I’m calling bulldust on cracking Enigma shortening WWII by two years.

Using Bayes Theorem, the hypothesis does not taken into account the existing evidence that:

a. The Russians were making significant in-roads on the eastern front.
b. Development of long range maritime patrol aircraft closed the air/sea gap making submarine operation far less effective.
c. The Manhattan Project was proceeding independently of any other aspect of the war and would have produced atomic weapons at about the same time whether of not Enigma was cracked.

• evan says:

I’m sure it contributed, and I’d think that most would agree that the two years claim is an acceptable compromise based on a variety of factors.
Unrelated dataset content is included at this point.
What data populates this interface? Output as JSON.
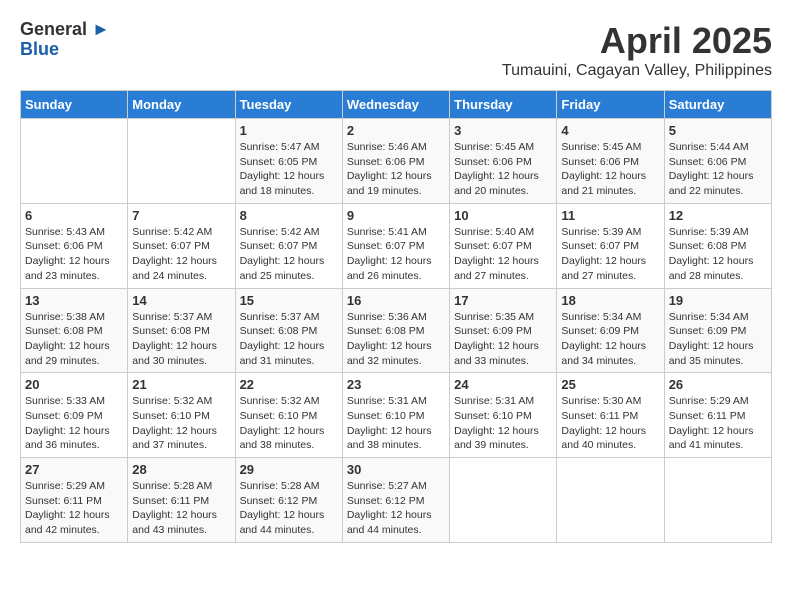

This claim was apparently made by Sir Harry Hinsley, an official historian of WWII. Cracking Enigma had some notable successes, such as assisting with the North Africa conflict.
A more interesting note is that apparently the B-Dienst (the German Naval Intelligence) had cracked the British and allied maritime codes in 1938-39, which is why they had such success with U-boat attacks, and it seems that the British never knew.
The development of atomic weapons may have contributed and its widely claimed that the Hiromishma and Nagasaki bombings stopped the Pacific war, but there’s counter-claims that it was actually the advancement of the Russian forces toward Japan that forced them to surrender. Japan was bombed in August of 1945, while Germany surrendered in early May of 1945, so it’s unlikely that the threat of atomic weaponry contributed to that.